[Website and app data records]
=-=-=-=-=

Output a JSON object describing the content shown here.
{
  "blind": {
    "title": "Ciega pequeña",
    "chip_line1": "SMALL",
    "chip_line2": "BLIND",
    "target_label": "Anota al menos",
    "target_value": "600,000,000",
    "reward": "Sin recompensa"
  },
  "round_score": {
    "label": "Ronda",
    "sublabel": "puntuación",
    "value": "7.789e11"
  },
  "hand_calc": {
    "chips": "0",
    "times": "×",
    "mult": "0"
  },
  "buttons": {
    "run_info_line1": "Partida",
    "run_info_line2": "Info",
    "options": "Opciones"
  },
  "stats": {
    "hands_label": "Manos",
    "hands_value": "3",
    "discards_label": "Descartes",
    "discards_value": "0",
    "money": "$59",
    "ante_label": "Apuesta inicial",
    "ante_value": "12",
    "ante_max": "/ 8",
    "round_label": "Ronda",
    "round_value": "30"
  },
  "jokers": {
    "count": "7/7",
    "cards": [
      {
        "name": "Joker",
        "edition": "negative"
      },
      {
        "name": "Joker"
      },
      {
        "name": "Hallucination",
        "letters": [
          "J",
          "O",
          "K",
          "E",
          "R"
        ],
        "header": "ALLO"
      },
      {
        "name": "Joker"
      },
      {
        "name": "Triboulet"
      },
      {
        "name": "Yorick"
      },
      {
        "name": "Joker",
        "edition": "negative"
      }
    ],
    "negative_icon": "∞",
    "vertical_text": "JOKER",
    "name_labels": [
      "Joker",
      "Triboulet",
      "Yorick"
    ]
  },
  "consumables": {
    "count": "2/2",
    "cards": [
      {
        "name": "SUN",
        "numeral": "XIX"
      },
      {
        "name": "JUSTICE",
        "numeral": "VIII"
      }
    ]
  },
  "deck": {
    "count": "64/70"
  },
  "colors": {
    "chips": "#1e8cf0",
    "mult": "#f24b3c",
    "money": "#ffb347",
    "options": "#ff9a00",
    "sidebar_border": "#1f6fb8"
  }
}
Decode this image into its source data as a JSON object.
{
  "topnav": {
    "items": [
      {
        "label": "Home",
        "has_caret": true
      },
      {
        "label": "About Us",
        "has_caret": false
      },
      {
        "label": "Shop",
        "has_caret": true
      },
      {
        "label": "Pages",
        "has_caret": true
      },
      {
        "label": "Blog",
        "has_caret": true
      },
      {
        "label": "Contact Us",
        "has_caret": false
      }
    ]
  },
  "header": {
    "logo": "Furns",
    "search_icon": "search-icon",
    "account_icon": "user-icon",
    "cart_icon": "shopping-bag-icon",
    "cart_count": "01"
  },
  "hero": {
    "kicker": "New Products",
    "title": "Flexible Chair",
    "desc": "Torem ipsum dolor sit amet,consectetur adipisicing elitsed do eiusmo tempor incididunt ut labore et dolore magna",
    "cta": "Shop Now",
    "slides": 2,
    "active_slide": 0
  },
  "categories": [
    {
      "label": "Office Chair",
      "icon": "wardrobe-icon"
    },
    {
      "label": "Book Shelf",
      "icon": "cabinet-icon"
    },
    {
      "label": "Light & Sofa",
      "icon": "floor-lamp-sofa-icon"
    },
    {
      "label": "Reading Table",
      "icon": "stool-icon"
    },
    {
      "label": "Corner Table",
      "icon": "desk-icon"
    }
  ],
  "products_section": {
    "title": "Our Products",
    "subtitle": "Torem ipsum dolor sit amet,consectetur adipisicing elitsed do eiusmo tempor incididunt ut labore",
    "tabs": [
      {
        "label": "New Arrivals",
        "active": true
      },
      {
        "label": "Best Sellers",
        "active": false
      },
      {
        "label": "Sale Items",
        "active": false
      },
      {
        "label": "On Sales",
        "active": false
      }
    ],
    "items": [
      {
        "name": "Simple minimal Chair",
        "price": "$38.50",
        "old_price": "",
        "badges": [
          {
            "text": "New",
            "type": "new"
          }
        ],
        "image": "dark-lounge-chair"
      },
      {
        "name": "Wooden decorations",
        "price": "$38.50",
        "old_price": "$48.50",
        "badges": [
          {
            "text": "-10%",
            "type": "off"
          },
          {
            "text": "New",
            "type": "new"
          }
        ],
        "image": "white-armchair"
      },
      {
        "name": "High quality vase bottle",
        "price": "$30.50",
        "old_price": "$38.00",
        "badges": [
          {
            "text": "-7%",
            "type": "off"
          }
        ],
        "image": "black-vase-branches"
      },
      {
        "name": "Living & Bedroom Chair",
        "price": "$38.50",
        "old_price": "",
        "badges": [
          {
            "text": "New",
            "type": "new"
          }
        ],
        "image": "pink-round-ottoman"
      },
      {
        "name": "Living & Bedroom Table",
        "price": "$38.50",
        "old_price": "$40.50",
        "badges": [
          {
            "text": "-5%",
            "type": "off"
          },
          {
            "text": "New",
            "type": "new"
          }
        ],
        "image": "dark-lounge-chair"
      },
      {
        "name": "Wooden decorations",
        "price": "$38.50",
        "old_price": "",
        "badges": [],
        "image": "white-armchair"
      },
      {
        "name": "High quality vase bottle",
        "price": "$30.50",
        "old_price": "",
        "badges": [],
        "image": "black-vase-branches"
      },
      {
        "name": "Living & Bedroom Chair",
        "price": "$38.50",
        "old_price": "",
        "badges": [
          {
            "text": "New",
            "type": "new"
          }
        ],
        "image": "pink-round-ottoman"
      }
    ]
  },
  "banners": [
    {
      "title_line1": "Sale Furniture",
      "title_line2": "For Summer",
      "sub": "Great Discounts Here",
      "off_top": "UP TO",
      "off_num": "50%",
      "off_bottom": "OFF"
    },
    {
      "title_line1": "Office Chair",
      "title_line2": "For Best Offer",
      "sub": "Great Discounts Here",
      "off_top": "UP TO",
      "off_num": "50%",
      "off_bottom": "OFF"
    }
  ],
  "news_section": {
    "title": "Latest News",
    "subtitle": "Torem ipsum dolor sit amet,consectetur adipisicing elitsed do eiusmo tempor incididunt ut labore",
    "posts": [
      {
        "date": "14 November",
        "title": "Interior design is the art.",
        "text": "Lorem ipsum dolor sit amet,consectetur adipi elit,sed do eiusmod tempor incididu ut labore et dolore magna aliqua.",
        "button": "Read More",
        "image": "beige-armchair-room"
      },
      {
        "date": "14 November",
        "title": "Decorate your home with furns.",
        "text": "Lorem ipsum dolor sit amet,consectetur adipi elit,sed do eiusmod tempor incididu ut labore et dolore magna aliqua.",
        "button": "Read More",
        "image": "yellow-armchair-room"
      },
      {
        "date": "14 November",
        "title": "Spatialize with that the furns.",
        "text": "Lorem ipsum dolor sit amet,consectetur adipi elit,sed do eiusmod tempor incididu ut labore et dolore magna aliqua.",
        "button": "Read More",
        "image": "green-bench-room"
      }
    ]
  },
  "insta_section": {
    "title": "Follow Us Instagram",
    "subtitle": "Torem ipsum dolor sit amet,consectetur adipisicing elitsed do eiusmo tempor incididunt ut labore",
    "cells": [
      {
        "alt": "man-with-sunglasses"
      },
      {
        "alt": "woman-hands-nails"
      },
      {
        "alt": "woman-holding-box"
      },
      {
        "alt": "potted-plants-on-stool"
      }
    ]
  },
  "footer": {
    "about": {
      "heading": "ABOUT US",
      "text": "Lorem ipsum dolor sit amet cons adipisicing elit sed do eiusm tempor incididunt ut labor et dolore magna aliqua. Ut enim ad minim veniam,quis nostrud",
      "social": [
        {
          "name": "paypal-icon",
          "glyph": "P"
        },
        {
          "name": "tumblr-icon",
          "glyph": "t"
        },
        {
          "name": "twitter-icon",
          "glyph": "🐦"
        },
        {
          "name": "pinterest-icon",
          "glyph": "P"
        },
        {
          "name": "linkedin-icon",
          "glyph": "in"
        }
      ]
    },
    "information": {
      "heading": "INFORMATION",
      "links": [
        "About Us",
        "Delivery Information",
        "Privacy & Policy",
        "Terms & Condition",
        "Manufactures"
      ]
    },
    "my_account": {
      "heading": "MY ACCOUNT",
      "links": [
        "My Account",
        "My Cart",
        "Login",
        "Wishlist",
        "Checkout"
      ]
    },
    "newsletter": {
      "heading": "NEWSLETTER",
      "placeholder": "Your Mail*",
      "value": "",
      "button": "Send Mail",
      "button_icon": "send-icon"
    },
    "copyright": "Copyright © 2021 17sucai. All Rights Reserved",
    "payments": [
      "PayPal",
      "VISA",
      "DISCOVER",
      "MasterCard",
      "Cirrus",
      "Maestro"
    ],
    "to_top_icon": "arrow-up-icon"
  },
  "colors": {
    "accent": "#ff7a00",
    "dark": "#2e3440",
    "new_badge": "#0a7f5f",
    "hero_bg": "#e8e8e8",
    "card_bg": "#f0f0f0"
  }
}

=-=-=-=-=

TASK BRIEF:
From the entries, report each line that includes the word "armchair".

EXPECTED ANSWER:
        "image": "white-armchair"
        "image": "white-armchair"
        "image": "beige-armchair-room"
        "image": "yellow-armchair-room"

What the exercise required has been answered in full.